Keene: If you’re going to meetings, the free food is most likely not what you should eat. Resisting food temptations is a tough challenge but an important one to meet. Even small companies can develop a healthy-living culture. Our 30-person office has a workout facility and regular visits from a nutritionist.
What’s next for the health-care industry in the state?
Ebert: A healthy workforce is critical to attracting companies to North Carolina. It has a dramatic impact on the cost of health care and on the ability to compete and create jobs. The Affordable Care Act
is making everybody look at business differently. Over time, it will make the state and its residents better.
Wilson: I’m excited about the future of health care. It is fraught with challenges, many daunting. Blue Cross collaborates with providers across the state. We’re transforming health care in North Carolina like
we do so many other things. When there’s a big problem, North Carolinians come together and solve it. I sense that spirit of cooperation, collaboration and innovation in the health-care industry. It’s something I haven’t seen before in my 17 years at Blue Cross. It will be an advantage for the state. It took us a long time
to get to where we are, so don’t get discouraged because health care won’t completely change in a year. We are just beginning this journey.
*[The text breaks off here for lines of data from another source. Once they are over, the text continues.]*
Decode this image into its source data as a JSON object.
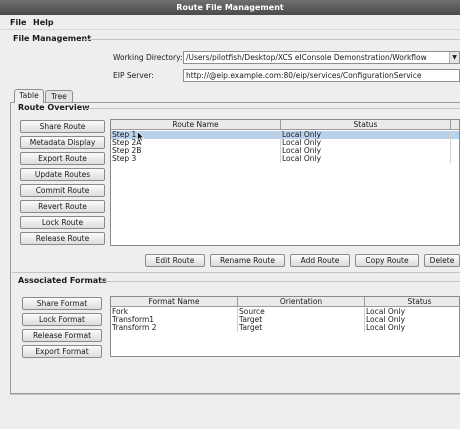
{
  "window": {
    "title": "Route File Management"
  },
  "menu": {
    "file": "File",
    "help": "Help"
  },
  "file_management": {
    "title": "File Management",
    "working_dir_label": "Working Directory:",
    "working_dir_value": "/Users/pilotfish/Desktop/XCS eIConsole Demonstration/Workflow",
    "eip_label": "EIP Server:",
    "eip_value": "http://@eip.example.com:80/eip/services/ConfigurationService"
  },
  "tabs": [
    {
      "label": "Table"
    },
    {
      "label": "Tree"
    }
  ],
  "route_overview": {
    "title": "Route Overview",
    "side_buttons": [
      "Share Route",
      "Metadata Display",
      "Export Route",
      "Update Routes",
      "Commit Route",
      "Revert Route",
      "Lock Route",
      "Release Route"
    ],
    "columns": [
      "Route Name",
      "Status"
    ],
    "rows": [
      {
        "name": "Step 1",
        "status": "Local Only",
        "selected": true
      },
      {
        "name": "Step 2A",
        "status": "Local Only",
        "selected": false
      },
      {
        "name": "Step 2B",
        "status": "Local Only",
        "selected": false
      },
      {
        "name": "Step 3",
        "status": "Local Only",
        "selected": false
      }
    ],
    "bottom_buttons": [
      "Edit Route",
      "Rename Route",
      "Add Route",
      "Copy Route",
      "Delete"
    ]
  },
  "associated_formats": {
    "title": "Associated Formats",
    "side_buttons": [
      "Share Format",
      "Lock Format",
      "Release Format",
      "Export Format"
    ],
    "columns": [
      "Format Name",
      "Orientation",
      "Status"
    ],
    "rows": [
      {
        "name": "Fork",
        "orientation": "Source",
        "status": "Local Only"
      },
      {
        "name": "Transform1",
        "orientation": "Target",
        "status": "Local Only"
      },
      {
        "name": "Transform 2",
        "orientation": "Target",
        "status": "Local Only"
      }
    ]
  },
  "colors": {
    "selection": "#b9d1ea",
    "titlebar": "#5a5a5a",
    "background": "#eeeeee"
  }
}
If we do it right and work together, we will not only transform health care in North Carolina but also lead the transformation for the country.
This article originally appeared in the July 2013 issue of Business North Carolina magazine.